Jay: Over the summer when Big K.R.I.T. released “Mt. Olympus,” the original version of which is sorely missed on his new album’s final tracklist, he dished it out as a wake-up call and angry petition for him to be acknowledged. He’d already settled into the chip-on-the-shoulder groove but proved that he’s as capable as lashing out as he is at smooth sailing. “Cadillactica” is the type of K.R.I.T. that leans back and brags about his slab, but there’s as much menace as brag when he raps, “Not sure if it’s the sawed-off or the bass in the trunk / That keep a nigga shook.”
Handing over production to DJ Dahi for what is essentially the record’s centerpiece shows that K.R.I.T. is maturing as an artist and can steer the spaceship while still delegating responsibility. It’s a knack required and lauded of almost any super-producer and the Meridian, Mississippi native doesn’t sound any less confident or comfortable with other producer’s claiming credit to all of the official singles. The track bounces around, lush and futuristic, completely separate from the sound K.R.I.T. engineered early in his career (Someone tell Hans Zimmer K.R.I.T. and Dahi deserve a bonus cut on that Interstellar soundtrack). There’s a time for K.R.I.T. to run to the top of the mountain and remind everyone what he’s capable of, but it’s songs like “Cadillactica” that endeared him to fans in the first place. This is K.R.I.T., expanding his car-fascinated South into a world its own, and proving once and for all that he can take it new places.
Soren Baker is the author of 13 books and has had more than 3,500 articles published in such publications as the Los Angeles Times and The Source. He has been HipHopDX’s News Editor since May 2013. Follow him on Twitter @SorenBaker.
Jay Balfour is a freelance writer and editor based in Philadelphia, PA. In addition to HipHopDX he’s written for publications like Bonafide Magazine, Red Bull Music Academy, and more. Follow him on Twitter @jbal4_.
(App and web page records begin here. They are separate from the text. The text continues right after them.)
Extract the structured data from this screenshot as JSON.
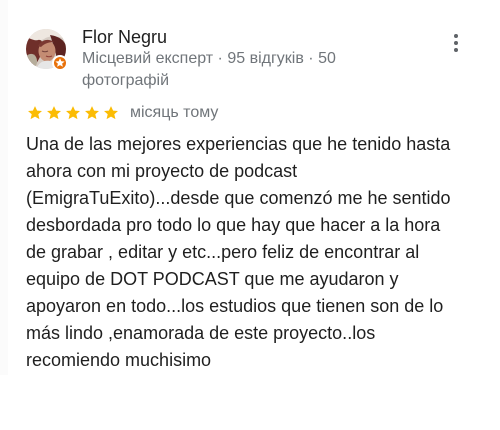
{
  "review": {
    "author": {
      "name": "Flor Negru",
      "meta": "Місцевий експерт · 95 відгуків · 50 фотографій",
      "avatar_icon": "reviewer-avatar",
      "badge_icon": "local-guide-badge-icon"
    },
    "menu_icon": "more-vert-icon",
    "rating": {
      "stars": 5,
      "max_stars": 5,
      "time": "місяць тому",
      "star_color": "#fbbc04"
    },
    "text": "Una de las mejores experiencias que he tenido hasta ahora con mi proyecto de podcast (EmigraTuExito)...desde que comenzó me he sentido desbordada pro todo lo que hay que hacer a la hora de grabar , editar y etc...pero feliz de encontrar al equipo de DOT PODCAST que me ayudaron y apoyaron en todo...los estudios que tienen son de lo más lindo ,enamorada de este proyecto..los recomiendo muchisimo"
  }
}
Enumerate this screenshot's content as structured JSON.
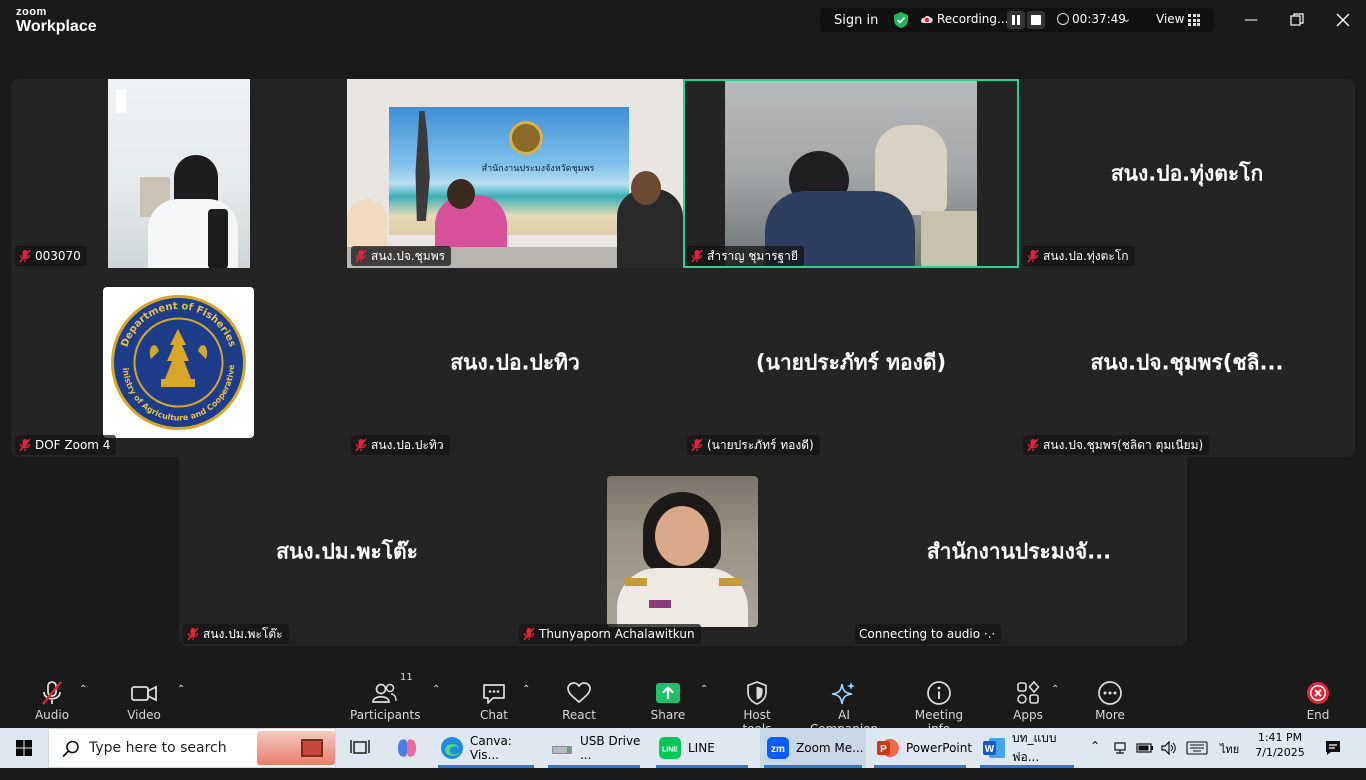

Andre Grant is an NYC native turned L.A. transplant that has contributed to a few different properties on the web and is now the Features Editor for HipHopDX. He’s also trying to live it to the limit and love it a lot. Follow him on Twitter @drejones.